In the event that a group of different workers comes up with a disputed solution, the problem will almost probably be resolved promptly and efficiently. Consequently, both costs and threats are lowered as a result of this method. Some risks may be found and addressed earlier than they otherwise would have been due to the skills and talents provided by a multicultural workplace, which can save lives. Because the threat has been eliminated at an early stage, it will aid in the increase of the organisation’s total output level, which will benefit all parties involved.
Challenges of handling staff diversity
We’ve explored how there are lots of advantages to having a diverse workforce, but we also need to address how. Just as everything has two stages, diversity also has an opposite phase. When any organisation decides to implement it, they will face a number of problems. Let us have a look at this:
Communication problems: As a result of having diversified personnel on the team, employees each have their own area of speaking, whether it is in their own language or a foreign language. As a result, there would be a breakdown of communication between workers, which would negatively impact the company’s productivity and cause a delay in the process.

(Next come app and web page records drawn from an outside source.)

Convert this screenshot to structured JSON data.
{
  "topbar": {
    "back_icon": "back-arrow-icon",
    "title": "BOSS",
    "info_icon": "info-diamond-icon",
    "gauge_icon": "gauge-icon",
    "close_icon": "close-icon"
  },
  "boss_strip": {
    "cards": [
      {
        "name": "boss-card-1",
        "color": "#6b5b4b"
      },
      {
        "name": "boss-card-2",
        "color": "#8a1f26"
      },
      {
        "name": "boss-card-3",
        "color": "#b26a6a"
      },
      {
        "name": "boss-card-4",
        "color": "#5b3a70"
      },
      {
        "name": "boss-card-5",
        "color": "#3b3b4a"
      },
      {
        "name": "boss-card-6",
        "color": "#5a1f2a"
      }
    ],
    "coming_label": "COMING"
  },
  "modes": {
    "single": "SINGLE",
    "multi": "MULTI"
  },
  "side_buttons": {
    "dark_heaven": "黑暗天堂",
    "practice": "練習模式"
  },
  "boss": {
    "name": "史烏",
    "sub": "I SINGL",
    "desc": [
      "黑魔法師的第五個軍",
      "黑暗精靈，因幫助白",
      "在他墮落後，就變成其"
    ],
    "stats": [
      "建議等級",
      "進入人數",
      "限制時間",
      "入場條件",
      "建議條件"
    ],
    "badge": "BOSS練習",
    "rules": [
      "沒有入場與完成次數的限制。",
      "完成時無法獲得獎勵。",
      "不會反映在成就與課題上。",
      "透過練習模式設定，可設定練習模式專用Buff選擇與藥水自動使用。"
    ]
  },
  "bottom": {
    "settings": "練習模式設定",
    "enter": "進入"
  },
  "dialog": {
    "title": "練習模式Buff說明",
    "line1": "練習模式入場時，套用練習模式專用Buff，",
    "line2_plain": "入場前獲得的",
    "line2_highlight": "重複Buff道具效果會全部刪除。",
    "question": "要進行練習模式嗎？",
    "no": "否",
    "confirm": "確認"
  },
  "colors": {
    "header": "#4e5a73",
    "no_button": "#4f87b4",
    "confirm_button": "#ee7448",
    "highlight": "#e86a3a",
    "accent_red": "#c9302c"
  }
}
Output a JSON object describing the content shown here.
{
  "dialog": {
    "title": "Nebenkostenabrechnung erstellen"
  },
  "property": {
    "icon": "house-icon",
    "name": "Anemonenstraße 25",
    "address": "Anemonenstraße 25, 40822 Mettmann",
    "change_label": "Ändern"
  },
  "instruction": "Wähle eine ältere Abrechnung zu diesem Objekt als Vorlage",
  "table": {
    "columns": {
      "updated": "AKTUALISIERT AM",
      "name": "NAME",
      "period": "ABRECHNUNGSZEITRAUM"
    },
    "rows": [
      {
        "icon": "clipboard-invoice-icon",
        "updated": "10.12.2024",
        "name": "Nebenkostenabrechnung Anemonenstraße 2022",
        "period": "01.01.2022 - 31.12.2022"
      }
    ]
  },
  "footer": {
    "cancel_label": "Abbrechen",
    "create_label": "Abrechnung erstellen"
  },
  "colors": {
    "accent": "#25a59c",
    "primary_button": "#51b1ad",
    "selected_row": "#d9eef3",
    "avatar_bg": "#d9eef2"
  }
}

In order to avoid this, most businesses hire multilingual personnel, or make use of one of the array of translation software available on the market. Nonetheless, hiring a multilingual employee is never a viable option, because finding someone who is technically strong enough to possess the ability to communicate in many languages is a difficult effort.
Unfair management: Individuals on teams who come from various backgrounds, or who belong to various groups than they do, may not get along with each other because they are part of a dynamic group. Religious, sexual, and ethnic disparities are all possible.

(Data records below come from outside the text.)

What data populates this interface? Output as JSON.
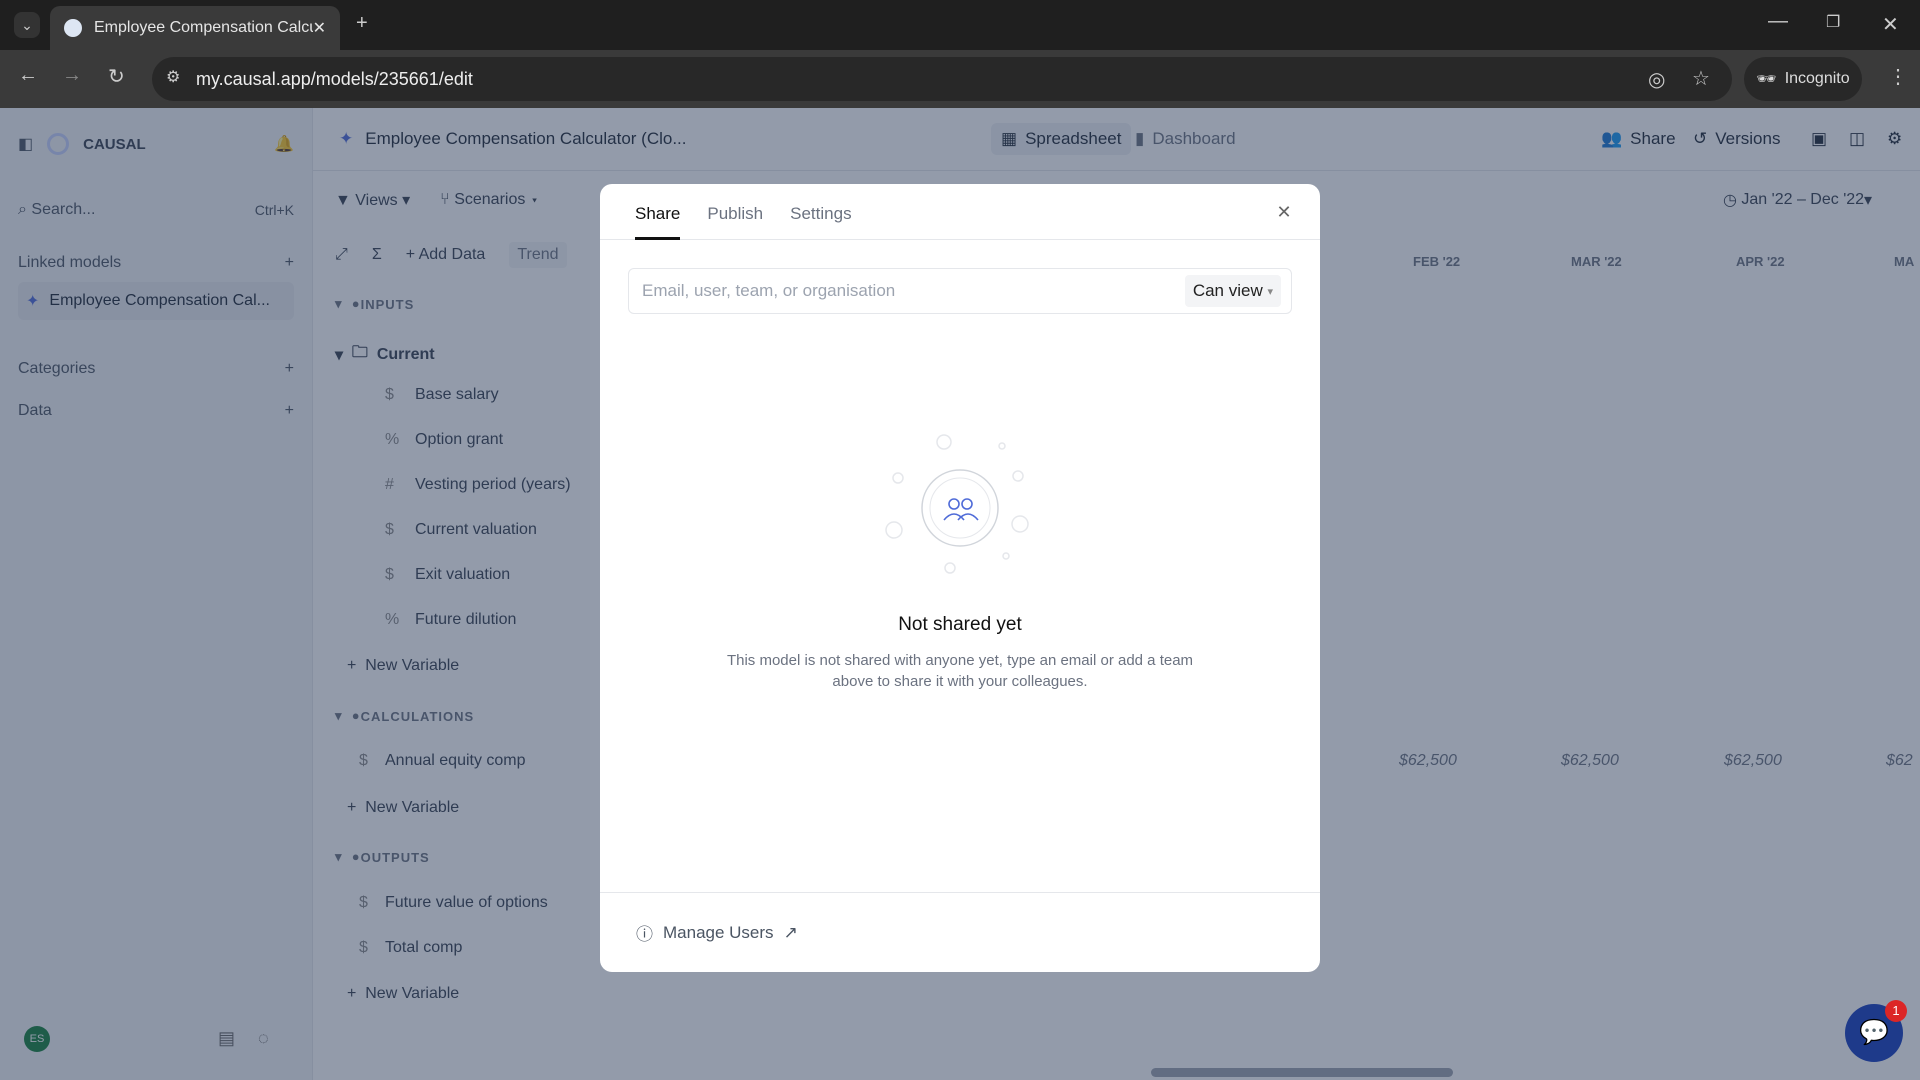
{
  "browser": {
    "tab_title": "Employee Compensation Calcul",
    "url": "my.causal.app/models/235661/edit",
    "incognito_label": "Incognito"
  },
  "sidebar": {
    "brand": "CAUSAL",
    "search_placeholder": "Search...",
    "search_shortcut": "Ctrl+K",
    "linked_models_label": "Linked models",
    "linked_model": "Employee Compensation Cal...",
    "categories_label": "Categories",
    "data_label": "Data",
    "avatar": "ES"
  },
  "header": {
    "model_title": "Employee Compensation Calculator (Clo...",
    "spreadsheet": "Spreadsheet",
    "dashboard": "Dashboard",
    "share": "Share",
    "versions": "Versions"
  },
  "toolbar": {
    "views": "Views",
    "scenarios": "Scenarios",
    "add_data": "Add Data",
    "trend": "Trend",
    "date_range": "Jan '22 – Dec '22"
  },
  "months": [
    "FEB '22",
    "MAR '22",
    "APR '22",
    "MA"
  ],
  "groups": {
    "inputs": "INPUTS",
    "current": "Current",
    "calculations": "CALCULATIONS",
    "outputs": "OUTPUTS",
    "new_variable": "New Variable"
  },
  "inputs": [
    {
      "icon": "$",
      "label": "Base salary"
    },
    {
      "icon": "%",
      "label": "Option grant"
    },
    {
      "icon": "#",
      "label": "Vesting period (years)"
    },
    {
      "icon": "$",
      "label": "Current valuation"
    },
    {
      "icon": "$",
      "label": "Exit valuation"
    },
    {
      "icon": "%",
      "label": "Future dilution"
    }
  ],
  "calculations": [
    {
      "label": "Annual equity comp",
      "values": [
        "$62,500",
        "$62,500",
        "$62,500",
        "$62"
      ]
    }
  ],
  "outputs": [
    {
      "label": "Future value of options"
    },
    {
      "label": "Total comp"
    }
  ],
  "modal": {
    "tabs": [
      "Share",
      "Publish",
      "Settings"
    ],
    "active_tab": "Share",
    "placeholder": "Email, user, team, or organisation",
    "permission": "Can view",
    "empty_title": "Not shared yet",
    "empty_text_1": "This model is not shared with anyone yet, type an email or add a team",
    "empty_text_2": "above to share it with your colleagues.",
    "manage_users": "Manage Users"
  },
  "chat_badge": "1"
}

As a result, in order to avoid this, organisations must have strong policies that allow them to make firm decisions regarding discrimination in the workplace, and must take prompt action against individuals who do not follow the rules.
Different interpretations create confusion: Despite the fact that different cultures have a variety of traditions and values, when it comes to working in a corporate environment, it makes no difference to the individual. All of this confusion causes a significant amount of tension among the team members, which increases the likelihood of a conflict occurring.
A new employee in Japanese culture must wait until the host asks him to take a seat, however in the United States, a new employee is expected to take his or her seat right away when they arrive at the office. As a result, a Japanese member of staff may appear to be offensive. In order to avoid this, personnel must appreciate each culture and adapt it, as well as respect their own traditions.
It is possible for an organisation’s information security department to become homogeneous if it does not have a varied variety of people on its staff. This can result in cognitive biases in the organisation’s information security department. Because we all understand that security is all about shifting things around, the team will follow the same approach to solving the problem as they have in the past. As a result, there may be a threat to the general security of the company in the future.
The upcoming Women in IT Summit Asia, happening on Tuesday 26th October 2021, aims to raise awareness of the importance of diversity, equity and inclusion in the tech sector. To register for this virtual event, please register here.
This content was originally published here.